A different impetus to learning

IT IS in the top 11 per cent of schools to receive an RAE 5 rating.

By Vijay Dandige (Contributor)

Published: Mon 10 Mar 2008, 12:04 AM

Last updated: Sun 5 Apr 2015, 3:24 PM

It has been home to over 20 Nobel Prize winners. One of the world's leading research universities, Manchester Business School (MBS) is the UK's largest campus-based business and management school, offering a wide range of undergraduate, postgraduate and custom-made executive programmes, for organisations from both the private and public sectors.

MBS recently introduced in the region its world class, research-based business qualification, Doctor of Business Administration (DBA) programme, through its Worldwide Middle East regional centre at Knowledge Village in Dubai.

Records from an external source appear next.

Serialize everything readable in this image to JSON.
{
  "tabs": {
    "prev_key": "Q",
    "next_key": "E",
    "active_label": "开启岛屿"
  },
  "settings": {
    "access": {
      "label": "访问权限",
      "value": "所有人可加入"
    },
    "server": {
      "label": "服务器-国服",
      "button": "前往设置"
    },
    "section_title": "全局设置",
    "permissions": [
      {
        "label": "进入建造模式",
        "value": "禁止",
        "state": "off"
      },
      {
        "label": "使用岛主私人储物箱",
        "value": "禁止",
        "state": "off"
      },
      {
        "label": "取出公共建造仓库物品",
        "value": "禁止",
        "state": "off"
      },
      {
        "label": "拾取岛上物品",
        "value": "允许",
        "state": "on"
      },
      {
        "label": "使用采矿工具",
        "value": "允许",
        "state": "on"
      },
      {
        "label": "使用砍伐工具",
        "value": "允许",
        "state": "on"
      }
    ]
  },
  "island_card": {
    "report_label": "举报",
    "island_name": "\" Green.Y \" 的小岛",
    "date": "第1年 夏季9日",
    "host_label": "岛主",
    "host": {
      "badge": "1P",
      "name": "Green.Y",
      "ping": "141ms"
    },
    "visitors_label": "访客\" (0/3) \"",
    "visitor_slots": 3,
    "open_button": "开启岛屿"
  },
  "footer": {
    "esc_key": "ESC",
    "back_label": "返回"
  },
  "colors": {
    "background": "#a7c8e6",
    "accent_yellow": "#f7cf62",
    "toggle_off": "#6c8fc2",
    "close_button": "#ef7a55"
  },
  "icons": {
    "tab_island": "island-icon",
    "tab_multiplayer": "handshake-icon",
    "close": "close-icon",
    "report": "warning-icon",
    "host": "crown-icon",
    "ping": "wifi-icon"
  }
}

Designed specifically for global executives seeking a higher postgraduate qualification, the DBA brings a new impetus to research and learning within commercial organisations with minimal disruption to candidates' lives. The Financial Times ranked the school's DBA programme first in the world in 2008.

To familiarise students with the DBA, Professor Christopher Easingwood, Professor of Marketing, Academic Director, DBA of MBS Worldwide, visited Dubai last week and spoke to City Times about the programme.

What are the current DBA students from the region pursuing?

This the first time we've tried to promote the idea in the Middle East. At the moment we get most of our students from America and Europe. I think with this promotion, we're going to see many more students coming here. Last year we've had 24 students from the world over. This year one student is from Kuwait and he is currently working on Islamic banking. He has the experience of being the CEO of a bank and he has now founded his own bank.

Is the DBA an online programme? What is its structure?

Online is not the correct description. It's what we call a blended learning. It involves travelling to Manchester and having a block teaching, usually lasting a week. One is trained in research areas and the teaching takes place over five blocks, each of a week, for the first two years. The structure of the programme is: the first two years you spend getting expertise in how to do research. Then the key stage is the presentation of a research proposal, which is a plan to do a piece of research, which goes before a committee. If it is passed, you then go into years three and four, in which you do the research. And you write it up and defend like a doctoral student. So, the expected duration is five years.

This is a research-based programme. So, how is the DBA research different from other kinds of research, like academic?

DBA is different from an MBA. It's not advanced MBA. You need the MBA, then you go to DBA and identify an important area of business that is not well understood. And you do research with the intention of understanding it, shedding light on it, offering insight. And the typical member of the course is someone who has to understand a problem for his work. So then you research the topic, and there's a fantastic synergy between their work experience and the research, the one helping the other.

How is the DBA research different than the Ph D research?

The most well known research degree is the PhD and that should be highly theoretical driven. It should be a contribution to our understanding of theory. Now the DBA is a little bit more applied. It's more taking existing management theories and testing them and evaluating them, critiquing them, seeing the extent to which they are useful, extent to which they are not useful, how they should be developed and how they can be made into a more useful tool. That is the emphasis of the DBA.

What is the relationship between the MBA and the DBA programmes?

They should be seen as two separate animals. The MBA is a general study of all subjects, like management, finance, accounting etc. The DBA is looking at one management area and exploring it in depth. It's not suitable for everybody.

What are the practical benefits of doing the DBA? Why should anyone do it?

There are several reasons. The number one is you expect to get promotion in your job. First, you make a contribution to a certain area of knowledge, so you are the expert in that area. You may be the expert in the whole world. That's going to help with consulting. Secondly, you have been trained in doing rigorous research. And this is what consultants spend a lot of their time doing.

More news from City Times